**Exercise prompt:** Show all lines containing "просматривать" from the data below.

[Opening Provided information section]

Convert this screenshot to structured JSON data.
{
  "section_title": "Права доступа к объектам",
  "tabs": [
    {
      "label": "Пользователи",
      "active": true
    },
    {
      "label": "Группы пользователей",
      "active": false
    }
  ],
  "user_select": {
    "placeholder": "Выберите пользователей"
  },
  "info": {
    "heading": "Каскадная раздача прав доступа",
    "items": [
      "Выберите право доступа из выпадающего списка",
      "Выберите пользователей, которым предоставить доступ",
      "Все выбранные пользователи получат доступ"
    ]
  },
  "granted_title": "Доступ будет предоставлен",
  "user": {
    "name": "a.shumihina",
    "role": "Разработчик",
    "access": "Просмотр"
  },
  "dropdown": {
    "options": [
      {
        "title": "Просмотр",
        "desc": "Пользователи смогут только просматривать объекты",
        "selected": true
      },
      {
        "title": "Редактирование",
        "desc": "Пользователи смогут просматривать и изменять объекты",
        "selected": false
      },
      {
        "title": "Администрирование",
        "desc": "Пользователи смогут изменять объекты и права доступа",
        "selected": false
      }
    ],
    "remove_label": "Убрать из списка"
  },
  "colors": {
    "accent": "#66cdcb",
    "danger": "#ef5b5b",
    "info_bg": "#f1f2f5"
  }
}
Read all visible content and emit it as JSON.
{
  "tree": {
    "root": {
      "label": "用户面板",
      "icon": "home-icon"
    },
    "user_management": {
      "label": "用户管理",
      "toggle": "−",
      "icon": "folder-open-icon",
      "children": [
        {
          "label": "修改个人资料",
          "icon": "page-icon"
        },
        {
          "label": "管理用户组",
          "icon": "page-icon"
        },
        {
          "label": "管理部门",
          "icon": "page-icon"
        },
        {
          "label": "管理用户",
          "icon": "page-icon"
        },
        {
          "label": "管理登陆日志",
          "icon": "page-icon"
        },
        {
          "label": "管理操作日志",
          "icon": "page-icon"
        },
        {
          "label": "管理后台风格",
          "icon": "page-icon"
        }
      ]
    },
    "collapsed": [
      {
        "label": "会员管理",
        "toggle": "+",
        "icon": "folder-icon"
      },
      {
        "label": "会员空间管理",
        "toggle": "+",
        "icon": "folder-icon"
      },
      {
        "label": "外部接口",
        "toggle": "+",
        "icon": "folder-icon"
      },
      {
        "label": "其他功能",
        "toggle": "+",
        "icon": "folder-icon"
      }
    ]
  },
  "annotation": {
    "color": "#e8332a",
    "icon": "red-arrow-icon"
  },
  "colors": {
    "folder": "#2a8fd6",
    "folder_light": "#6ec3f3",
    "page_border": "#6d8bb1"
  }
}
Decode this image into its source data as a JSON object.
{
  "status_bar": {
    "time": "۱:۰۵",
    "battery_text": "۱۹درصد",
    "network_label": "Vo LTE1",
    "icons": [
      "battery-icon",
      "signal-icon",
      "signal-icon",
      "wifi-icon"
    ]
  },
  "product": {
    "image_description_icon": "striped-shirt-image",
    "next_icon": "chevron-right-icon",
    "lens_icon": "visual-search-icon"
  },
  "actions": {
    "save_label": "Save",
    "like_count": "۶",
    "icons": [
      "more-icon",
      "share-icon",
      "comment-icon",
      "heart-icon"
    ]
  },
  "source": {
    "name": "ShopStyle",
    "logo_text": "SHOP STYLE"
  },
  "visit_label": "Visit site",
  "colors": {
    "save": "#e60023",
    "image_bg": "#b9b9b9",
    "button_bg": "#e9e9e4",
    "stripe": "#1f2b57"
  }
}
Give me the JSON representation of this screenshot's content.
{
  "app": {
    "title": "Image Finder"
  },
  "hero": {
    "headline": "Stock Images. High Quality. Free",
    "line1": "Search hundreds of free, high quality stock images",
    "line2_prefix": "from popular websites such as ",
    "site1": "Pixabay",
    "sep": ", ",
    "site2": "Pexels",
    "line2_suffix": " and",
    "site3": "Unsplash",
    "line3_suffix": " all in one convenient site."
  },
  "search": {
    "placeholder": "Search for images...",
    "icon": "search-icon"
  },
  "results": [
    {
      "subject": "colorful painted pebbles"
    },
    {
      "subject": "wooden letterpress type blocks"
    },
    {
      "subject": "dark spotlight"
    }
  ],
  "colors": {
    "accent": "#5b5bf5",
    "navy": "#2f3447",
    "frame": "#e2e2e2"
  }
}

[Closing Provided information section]

**Solution:**
        "desc": "Пользователи смогут только просматривать объекты",
        "desc": "Пользователи смогут просматривать и изменять объекты",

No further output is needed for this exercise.